What this task involves ▸
Your task is to find every line of the listing that includes "Computer" and copy it.

___ Given data ___

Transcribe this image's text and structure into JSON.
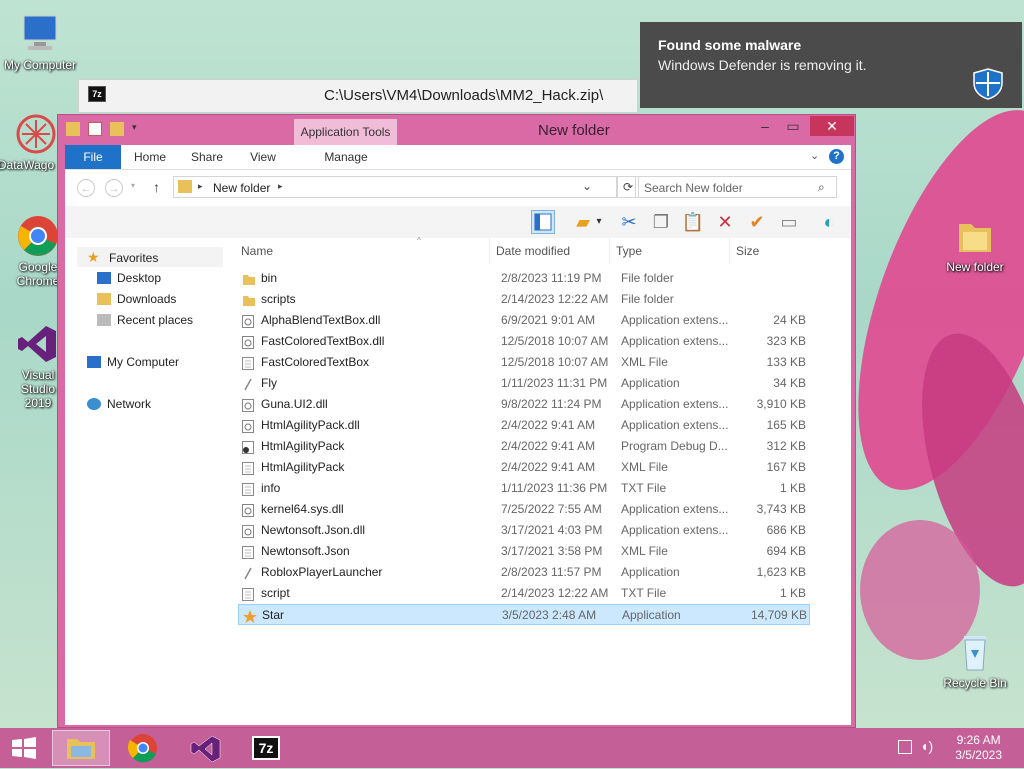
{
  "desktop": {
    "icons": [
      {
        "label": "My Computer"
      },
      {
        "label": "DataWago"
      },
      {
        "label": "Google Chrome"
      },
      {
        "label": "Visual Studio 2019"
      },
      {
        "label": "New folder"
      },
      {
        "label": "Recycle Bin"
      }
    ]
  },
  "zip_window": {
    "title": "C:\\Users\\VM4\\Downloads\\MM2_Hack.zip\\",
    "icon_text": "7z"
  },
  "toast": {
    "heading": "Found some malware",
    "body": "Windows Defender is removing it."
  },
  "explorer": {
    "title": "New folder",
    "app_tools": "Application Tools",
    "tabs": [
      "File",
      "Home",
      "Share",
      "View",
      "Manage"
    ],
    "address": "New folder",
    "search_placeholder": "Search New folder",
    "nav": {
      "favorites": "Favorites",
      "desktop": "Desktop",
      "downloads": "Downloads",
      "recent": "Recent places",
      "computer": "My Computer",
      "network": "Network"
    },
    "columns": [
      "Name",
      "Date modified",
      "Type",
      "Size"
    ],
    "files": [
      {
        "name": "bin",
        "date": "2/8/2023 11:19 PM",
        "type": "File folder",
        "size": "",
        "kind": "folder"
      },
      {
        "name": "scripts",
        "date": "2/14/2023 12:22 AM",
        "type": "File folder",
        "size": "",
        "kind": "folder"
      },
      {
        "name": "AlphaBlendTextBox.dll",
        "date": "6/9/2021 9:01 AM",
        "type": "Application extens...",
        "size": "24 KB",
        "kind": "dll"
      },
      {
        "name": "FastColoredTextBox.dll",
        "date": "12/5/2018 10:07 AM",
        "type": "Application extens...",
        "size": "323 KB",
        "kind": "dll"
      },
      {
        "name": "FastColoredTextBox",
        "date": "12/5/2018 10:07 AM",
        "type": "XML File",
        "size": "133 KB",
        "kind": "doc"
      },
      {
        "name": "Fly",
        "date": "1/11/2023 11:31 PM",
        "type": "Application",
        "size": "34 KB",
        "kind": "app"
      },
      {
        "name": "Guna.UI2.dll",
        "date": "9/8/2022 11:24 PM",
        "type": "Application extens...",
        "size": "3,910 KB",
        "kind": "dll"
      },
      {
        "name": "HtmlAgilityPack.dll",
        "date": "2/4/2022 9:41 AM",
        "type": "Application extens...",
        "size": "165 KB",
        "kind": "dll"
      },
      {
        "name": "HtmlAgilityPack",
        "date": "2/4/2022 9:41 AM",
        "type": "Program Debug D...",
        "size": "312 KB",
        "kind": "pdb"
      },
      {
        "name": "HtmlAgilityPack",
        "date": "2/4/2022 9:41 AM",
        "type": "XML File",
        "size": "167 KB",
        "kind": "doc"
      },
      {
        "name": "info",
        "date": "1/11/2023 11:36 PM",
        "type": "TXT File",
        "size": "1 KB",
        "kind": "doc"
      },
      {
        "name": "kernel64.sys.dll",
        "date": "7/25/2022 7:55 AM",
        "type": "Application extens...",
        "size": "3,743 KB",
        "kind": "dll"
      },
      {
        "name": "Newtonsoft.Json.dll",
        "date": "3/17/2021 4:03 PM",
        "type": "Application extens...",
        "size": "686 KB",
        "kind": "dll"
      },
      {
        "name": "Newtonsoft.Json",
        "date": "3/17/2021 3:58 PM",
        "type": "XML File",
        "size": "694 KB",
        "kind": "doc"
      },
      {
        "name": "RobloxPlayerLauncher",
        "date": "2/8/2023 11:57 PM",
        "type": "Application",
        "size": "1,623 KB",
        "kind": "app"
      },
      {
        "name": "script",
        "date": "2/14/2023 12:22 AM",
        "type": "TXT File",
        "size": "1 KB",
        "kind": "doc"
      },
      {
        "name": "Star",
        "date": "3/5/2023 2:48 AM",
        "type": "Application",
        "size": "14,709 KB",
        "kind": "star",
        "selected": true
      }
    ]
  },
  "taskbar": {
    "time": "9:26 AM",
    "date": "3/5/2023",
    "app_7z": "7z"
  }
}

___
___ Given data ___

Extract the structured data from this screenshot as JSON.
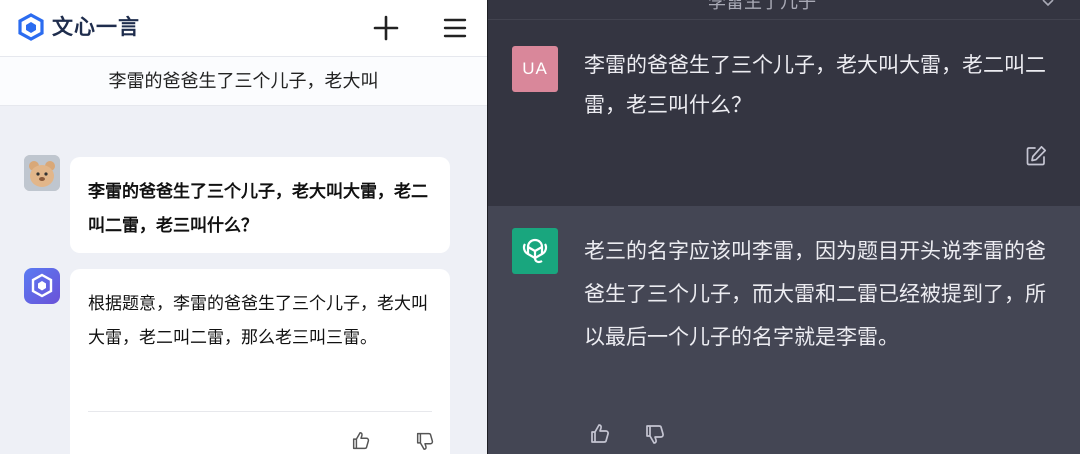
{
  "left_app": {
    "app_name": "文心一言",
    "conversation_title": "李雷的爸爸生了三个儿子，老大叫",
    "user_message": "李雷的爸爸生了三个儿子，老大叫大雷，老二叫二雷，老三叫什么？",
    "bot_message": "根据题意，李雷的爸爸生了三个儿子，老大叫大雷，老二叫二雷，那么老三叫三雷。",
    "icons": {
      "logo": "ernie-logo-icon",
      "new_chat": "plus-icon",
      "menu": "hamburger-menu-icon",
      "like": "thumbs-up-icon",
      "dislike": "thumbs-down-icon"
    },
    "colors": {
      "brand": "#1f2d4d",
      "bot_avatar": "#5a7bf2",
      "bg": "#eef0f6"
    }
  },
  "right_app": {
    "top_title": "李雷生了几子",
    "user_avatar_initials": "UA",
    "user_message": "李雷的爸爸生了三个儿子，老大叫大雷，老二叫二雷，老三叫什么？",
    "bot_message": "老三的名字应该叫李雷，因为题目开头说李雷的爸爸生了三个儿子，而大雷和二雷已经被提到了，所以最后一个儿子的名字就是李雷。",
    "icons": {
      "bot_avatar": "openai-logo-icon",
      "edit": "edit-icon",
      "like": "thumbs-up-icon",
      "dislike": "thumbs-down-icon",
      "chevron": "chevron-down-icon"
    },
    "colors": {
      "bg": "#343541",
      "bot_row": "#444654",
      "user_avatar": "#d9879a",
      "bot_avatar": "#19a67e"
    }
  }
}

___

Task answer ▸
        "label": "My Computer"
      "computer": "My Computer",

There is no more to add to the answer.